From the testimony of Adolf Althoff

"When the Nazi gentlemen came to check on us, I usually knew about it in advance from Franz [the representative of the Nazi Party in the circus]. First they wanted to make sure that the tent was technically sound, to verify the people's living conditions, to check that we were not employing unwanted foreigners or even Jews. Then they wanted to know about my opinions. I kept telling them that I was a circus man, and that circus people live in the entire world and of the entire world. We couldn't exist only in Germany, where there were many other circuses.

We therefore had to adjust and behave in every country that we visited as if we were at home, that is – be well behaved. I was always especially kind, gave them free tickets for the extended family, generously poured cognac, told them stories from my past – for example how I used to perform in Kiev with bears. Russia was always an attractive topic. They admired our circus because it was so neat. When they wanted to check the premises, I usually was able to divert them. I told them that I had a meeting with one of their superiors, but that my wife Maria would take care of them. By that time she had set the table in our wagon, and offered them coffee. She never forgot the bottle of cognac. Our hospitality became famous."

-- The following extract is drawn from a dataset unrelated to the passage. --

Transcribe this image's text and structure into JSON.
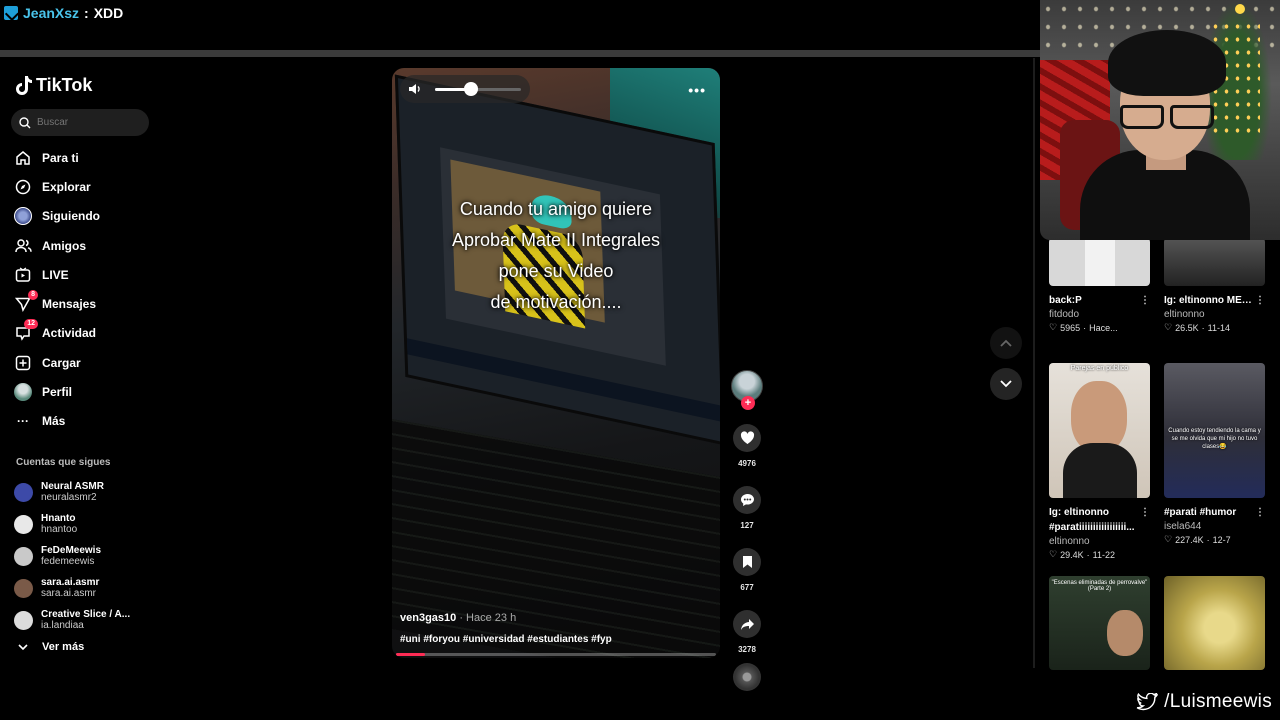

From: Ingeborg Prior, Der Clown und die Zirkusreitering [German], Malik 1997